Think of a song or two that expresses how you feel about Him and sing or play it for Him while you meditate on the words.

Now, close by thanking Him for being the great God that He is – yet still knowing and loving you. Try and keep that thought in mind all day.

Lovingly submitted by: Tim Parsons

June 10, 2011

Today you should read: Psalm 28

My prayer for you this morning is that you will remember what our lead pastor has been preaching. Go back with me if you will to the second week of the John series. Pastor Tim made clear when reading John 1:1 that, “in the beginning was the Word and the Word was God.” My encouragement to you this morning is that you will not see the Bible as just another book but that you will see it as the very breath of God, and that your affection for Jesus will be stirred as you read.

In Psalm 28, verses 1 and 2, the Psalmist is crying out to God for help, pleading with Him that he would hear his cry. Notice that the Psalmist addresses God in a strong way. Why do you think this is? It is because of the silence of the Lord.

Have you ever felt as though God was not listening? In Psalm 27, we see the intense trust that the Psalmist has in God; it is a Psalm of fearless trust. In chapter 28, the Psalmist is now praying for help and praises God for His answer.
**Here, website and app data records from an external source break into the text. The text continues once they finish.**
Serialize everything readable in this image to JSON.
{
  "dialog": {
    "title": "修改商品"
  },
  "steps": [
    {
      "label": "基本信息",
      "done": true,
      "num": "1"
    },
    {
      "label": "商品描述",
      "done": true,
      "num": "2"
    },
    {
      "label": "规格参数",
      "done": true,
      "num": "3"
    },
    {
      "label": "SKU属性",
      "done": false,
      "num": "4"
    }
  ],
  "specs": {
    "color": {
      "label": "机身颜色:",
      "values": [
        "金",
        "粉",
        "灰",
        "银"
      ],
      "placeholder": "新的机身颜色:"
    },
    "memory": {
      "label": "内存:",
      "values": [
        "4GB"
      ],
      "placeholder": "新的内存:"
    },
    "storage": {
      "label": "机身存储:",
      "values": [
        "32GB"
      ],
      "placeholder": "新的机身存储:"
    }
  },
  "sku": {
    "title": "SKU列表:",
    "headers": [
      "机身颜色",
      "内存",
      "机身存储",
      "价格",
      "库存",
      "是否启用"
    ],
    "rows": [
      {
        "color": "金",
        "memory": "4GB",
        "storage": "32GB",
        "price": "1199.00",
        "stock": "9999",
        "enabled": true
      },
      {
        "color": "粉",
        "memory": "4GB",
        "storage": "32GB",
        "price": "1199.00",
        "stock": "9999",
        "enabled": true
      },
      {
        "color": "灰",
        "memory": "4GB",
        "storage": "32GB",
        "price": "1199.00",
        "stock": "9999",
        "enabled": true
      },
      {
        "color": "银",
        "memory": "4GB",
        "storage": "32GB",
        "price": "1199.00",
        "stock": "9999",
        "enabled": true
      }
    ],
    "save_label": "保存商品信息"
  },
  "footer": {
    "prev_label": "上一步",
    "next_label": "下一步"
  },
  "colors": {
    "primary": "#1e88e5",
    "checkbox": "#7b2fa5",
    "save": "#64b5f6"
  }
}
I pray you are encouraged by this Psalm. I know that life is often difficult and there are times where we “feel” as though God has turned a deaf ear to us, but, be encouraged by verses 3-5 knowing that God will deal with you justly. If your enemy is against you know that God is over it all. We see the Psalmist go from crying out to God to praising God in verse 6. He makes it clear that the Holy Spirit has given him assurance that God has heard his prayer in his time of need.

Verse 7 is amazing! Re-read it. Take in to your inner core. The Psalmist prays to God, “the Lord is my strength.” “My heart trusts in Him, I am helped, my heart exults in Him, and, with my song I shall thank Him.” – It is amazing to me the affection the Psalmist has for God.

Verse 9 in the NASB says, “save Your people and bless our inheritance; Be their shepherd also, and carry them forever.”

To know that God is my Shepherd (implying that I am not the sharpest tool in the box—sheep are not smart) and that He will guide and carry me forever is a thought that leads me to worship Him! I hope it does the same for you today as well! Take time later today to read John 10:27-28 and see how the Gospel of John points to the same truth that we find in Psalm 28.

Worship God – Enjoy God – Be useful to God’s Kingdom!

Posted by: Zach Monroe